I miss my friends from home dearly and think of them all the time, but along the way, I have been surprised by the people that I stay in touch with more regularly and the people that I don’t. I’ve been surprised by the people that make the effort and those that don’t, even if it’s just a quick email or text message from time to time, I regard each like a big hug and you’ll never know how much it means to me. Everyone has a busy life and we all make time for things or people that are important to us, but being so far away I know it takes even extra effort and extra consciousness to maintain relationships at home. I met Jen, one of my dearest friends, when she came to my bachelorette party 16 years ago. Greg had brought her as his date to our wedding so it made sense to include her with the rest of the party. The rest is history. They now have two busy boys with the standard crazy schedule of hockey, soccor, piano, etc, etc. Even though I know we will always be friends, I never expected that she would find the capacity to stay in touch quite so well. We FaceTime once every couple of months and text fairly often and while I know she can’t understand my experiences any better or differently than anyone else, I am comforted by the fact that she tries.
When the last leftovers had been consumed and the last bottle of Sangiovese was empty, it was time to go. I reflected on my time in Tuscany with a genuine sense of satisfaction and content. I couldn’t truly expect to answer any of my self-involved questions. I don’t know if they could see the butterfly emerging from its cocoon or even if they had, if they would know what they were seeing in the first place. I had a wonderful time recounting the past and laughing until our bellies hurt even while I was becoming more aware that perhaps it won’t be so easy to just go home. For as much as I want to return one day, I’m not sure I will fit in anymore or where my place will be. My metamorphosis is still not complete just like everyone else experiences changes of their own as well. Sometimes life takes us down a strange road and we just have to go along for the ride to see where we end up.
Sending a huge thank you to the MacLeans for inviting me, welcoming me, and making me feel at home.

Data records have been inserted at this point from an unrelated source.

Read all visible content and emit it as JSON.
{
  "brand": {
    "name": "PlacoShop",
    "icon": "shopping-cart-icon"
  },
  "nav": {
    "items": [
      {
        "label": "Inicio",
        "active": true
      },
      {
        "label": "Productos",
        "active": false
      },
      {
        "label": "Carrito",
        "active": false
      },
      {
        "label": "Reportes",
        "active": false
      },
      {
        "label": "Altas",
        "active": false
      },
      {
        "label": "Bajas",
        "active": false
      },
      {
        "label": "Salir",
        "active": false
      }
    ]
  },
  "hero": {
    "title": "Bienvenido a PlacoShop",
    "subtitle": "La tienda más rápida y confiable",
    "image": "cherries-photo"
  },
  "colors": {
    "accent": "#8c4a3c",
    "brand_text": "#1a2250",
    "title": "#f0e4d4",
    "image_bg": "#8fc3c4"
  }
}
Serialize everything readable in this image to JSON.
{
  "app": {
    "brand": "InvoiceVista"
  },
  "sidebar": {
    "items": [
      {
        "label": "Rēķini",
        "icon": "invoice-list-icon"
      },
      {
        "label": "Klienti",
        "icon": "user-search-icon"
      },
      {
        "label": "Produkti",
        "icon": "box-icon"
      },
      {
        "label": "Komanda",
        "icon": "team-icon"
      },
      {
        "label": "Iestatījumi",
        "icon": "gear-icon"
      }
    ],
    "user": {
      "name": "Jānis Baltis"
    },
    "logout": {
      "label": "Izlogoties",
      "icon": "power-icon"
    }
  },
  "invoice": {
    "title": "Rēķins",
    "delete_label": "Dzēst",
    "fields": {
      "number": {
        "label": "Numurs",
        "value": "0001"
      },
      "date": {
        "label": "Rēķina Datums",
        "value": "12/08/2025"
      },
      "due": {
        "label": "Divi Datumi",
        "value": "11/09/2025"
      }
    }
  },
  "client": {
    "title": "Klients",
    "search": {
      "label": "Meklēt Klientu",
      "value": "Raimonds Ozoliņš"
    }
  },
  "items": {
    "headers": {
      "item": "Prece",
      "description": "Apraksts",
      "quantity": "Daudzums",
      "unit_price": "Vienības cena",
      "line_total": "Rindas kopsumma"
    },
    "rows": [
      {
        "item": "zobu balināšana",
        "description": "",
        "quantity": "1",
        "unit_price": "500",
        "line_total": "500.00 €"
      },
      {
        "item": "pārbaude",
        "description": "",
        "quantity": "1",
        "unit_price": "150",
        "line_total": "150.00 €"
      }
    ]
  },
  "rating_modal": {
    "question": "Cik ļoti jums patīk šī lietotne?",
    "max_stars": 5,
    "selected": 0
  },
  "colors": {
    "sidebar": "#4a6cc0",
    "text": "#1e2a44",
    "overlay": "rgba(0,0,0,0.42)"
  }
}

I’m lucky to have friends and family like you!
Rhys, you have touched my heart. We truly enjoyed our time spent together. Families are made in many different ways. You will always be a very important part of ours.